Given data:
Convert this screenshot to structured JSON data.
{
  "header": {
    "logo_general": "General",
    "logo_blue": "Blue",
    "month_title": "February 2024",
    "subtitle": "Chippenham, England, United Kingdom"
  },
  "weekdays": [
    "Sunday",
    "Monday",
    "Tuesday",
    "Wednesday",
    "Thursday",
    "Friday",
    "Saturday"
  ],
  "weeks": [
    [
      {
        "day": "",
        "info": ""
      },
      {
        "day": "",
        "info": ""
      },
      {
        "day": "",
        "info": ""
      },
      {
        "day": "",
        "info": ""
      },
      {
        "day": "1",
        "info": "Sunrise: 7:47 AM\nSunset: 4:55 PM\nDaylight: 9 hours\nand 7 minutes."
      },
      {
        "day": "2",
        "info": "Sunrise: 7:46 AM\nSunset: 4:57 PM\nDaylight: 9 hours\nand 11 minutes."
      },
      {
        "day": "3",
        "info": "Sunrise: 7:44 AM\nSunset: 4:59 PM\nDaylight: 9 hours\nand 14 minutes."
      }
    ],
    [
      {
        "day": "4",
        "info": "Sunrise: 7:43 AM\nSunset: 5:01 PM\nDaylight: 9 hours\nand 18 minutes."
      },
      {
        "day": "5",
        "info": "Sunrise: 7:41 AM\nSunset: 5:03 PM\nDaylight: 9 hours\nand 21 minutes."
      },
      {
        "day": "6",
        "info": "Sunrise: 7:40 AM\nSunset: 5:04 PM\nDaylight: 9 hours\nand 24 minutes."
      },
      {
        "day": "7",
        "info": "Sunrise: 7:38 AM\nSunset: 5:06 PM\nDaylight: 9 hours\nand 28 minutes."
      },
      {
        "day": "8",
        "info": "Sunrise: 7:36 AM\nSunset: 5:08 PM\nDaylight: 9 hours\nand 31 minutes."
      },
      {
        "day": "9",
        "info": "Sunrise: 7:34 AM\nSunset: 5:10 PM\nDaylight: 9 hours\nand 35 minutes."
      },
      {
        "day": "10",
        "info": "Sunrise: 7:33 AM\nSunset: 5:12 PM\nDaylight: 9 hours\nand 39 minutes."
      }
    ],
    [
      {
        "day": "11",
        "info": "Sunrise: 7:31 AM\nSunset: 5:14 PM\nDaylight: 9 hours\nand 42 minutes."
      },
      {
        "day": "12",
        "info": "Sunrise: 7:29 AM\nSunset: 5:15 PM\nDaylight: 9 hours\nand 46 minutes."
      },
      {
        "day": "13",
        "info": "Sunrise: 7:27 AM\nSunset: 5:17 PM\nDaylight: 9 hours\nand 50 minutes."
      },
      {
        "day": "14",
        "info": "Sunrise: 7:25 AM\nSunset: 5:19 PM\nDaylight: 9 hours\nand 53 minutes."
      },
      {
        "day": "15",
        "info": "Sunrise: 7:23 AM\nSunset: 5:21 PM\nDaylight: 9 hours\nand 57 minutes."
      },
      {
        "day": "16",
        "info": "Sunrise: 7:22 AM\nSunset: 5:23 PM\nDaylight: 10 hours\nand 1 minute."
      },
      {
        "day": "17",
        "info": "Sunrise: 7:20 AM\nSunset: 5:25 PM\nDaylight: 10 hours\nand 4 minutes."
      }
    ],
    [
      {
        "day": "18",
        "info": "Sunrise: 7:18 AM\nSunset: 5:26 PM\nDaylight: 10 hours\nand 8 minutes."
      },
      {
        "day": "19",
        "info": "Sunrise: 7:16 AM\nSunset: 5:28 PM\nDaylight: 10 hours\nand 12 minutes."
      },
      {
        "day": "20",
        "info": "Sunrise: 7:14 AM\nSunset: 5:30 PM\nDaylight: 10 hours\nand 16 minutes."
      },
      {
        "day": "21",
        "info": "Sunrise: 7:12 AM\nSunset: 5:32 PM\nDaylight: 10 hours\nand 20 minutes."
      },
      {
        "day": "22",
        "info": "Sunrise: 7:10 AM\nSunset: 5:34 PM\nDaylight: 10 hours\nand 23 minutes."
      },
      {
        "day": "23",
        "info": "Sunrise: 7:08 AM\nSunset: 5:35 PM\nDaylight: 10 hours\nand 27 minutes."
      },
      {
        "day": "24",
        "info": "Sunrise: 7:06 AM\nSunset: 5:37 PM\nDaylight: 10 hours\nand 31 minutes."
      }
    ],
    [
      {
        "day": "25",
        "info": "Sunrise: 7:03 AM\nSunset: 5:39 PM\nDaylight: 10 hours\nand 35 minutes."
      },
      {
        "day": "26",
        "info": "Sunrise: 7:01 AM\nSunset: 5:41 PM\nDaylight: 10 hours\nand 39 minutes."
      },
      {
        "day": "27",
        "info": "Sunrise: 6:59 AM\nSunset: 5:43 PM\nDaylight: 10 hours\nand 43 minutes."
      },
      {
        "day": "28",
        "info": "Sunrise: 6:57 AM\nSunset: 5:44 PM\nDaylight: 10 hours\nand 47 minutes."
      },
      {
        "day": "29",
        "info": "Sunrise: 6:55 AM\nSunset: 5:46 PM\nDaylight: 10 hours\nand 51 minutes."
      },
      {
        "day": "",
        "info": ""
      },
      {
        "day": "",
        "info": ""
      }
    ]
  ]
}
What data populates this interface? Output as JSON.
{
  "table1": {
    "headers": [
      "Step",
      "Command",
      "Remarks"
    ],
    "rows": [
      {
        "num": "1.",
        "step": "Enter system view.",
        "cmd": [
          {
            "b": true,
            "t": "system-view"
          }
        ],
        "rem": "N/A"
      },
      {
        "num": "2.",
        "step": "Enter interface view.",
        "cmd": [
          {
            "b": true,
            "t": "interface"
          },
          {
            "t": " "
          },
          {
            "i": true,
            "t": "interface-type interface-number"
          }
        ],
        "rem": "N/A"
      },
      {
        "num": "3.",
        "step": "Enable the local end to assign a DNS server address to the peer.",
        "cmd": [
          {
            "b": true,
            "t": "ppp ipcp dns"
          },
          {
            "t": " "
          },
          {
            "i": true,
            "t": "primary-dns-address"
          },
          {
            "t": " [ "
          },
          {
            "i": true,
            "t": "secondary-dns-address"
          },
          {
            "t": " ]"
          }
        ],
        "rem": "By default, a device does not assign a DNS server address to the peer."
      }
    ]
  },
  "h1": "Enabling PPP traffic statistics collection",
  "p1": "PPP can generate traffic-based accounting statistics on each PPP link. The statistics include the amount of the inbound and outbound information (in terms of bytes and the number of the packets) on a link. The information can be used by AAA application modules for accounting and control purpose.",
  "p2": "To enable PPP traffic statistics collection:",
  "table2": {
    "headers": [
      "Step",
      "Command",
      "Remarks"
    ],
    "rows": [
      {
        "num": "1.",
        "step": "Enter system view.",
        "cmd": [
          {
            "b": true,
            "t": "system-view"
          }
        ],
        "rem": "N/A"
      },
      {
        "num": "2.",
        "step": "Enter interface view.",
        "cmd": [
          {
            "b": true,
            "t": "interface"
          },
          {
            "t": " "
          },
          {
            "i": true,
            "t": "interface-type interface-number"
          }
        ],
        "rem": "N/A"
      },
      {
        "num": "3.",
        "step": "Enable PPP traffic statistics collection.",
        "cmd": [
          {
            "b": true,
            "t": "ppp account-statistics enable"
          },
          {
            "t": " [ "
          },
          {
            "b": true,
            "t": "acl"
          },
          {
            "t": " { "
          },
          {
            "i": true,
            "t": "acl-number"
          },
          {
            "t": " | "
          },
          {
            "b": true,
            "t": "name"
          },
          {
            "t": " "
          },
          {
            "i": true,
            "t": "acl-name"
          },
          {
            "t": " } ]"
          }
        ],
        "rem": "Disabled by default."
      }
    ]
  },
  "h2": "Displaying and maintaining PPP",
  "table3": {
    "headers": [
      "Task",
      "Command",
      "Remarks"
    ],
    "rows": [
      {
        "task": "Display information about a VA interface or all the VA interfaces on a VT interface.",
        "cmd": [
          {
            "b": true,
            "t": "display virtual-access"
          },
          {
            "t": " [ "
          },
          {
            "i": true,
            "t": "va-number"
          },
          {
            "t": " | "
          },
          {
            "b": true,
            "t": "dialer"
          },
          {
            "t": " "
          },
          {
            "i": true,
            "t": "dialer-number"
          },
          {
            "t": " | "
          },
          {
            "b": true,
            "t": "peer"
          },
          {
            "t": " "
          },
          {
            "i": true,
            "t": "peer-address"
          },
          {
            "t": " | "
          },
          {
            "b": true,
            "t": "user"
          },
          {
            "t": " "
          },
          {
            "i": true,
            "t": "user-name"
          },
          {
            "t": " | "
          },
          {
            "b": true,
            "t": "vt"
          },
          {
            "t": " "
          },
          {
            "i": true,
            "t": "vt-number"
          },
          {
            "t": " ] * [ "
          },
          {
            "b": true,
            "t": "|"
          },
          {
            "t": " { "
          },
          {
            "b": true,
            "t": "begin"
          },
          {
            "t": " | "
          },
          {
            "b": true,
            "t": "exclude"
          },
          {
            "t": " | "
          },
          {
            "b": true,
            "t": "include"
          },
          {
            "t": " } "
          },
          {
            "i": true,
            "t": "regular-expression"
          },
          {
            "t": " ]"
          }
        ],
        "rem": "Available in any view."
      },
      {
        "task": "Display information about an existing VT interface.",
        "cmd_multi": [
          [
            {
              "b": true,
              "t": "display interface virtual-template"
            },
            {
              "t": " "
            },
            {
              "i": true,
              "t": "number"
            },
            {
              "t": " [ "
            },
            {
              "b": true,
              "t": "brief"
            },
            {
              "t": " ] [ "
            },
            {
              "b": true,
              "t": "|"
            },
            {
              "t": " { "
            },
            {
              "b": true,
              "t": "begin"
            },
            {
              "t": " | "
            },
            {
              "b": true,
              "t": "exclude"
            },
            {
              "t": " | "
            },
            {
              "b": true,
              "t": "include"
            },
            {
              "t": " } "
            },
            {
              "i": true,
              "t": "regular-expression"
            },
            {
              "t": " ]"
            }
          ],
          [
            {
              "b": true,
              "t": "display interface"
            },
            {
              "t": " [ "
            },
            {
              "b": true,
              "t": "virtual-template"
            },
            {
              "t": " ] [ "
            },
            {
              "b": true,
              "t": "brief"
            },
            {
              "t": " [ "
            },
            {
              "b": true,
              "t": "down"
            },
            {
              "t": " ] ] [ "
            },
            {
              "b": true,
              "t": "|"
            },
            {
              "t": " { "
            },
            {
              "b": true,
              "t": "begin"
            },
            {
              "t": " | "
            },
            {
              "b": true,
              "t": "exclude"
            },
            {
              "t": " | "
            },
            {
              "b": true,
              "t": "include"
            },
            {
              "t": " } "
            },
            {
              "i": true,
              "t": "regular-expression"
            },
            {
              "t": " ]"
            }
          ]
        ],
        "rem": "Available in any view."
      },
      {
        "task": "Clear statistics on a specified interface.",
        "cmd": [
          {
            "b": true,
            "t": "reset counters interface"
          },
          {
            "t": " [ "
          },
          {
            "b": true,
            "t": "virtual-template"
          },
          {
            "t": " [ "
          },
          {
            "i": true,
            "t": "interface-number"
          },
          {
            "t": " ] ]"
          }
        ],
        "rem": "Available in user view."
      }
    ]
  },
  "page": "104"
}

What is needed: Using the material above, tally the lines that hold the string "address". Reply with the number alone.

Result for this task: 5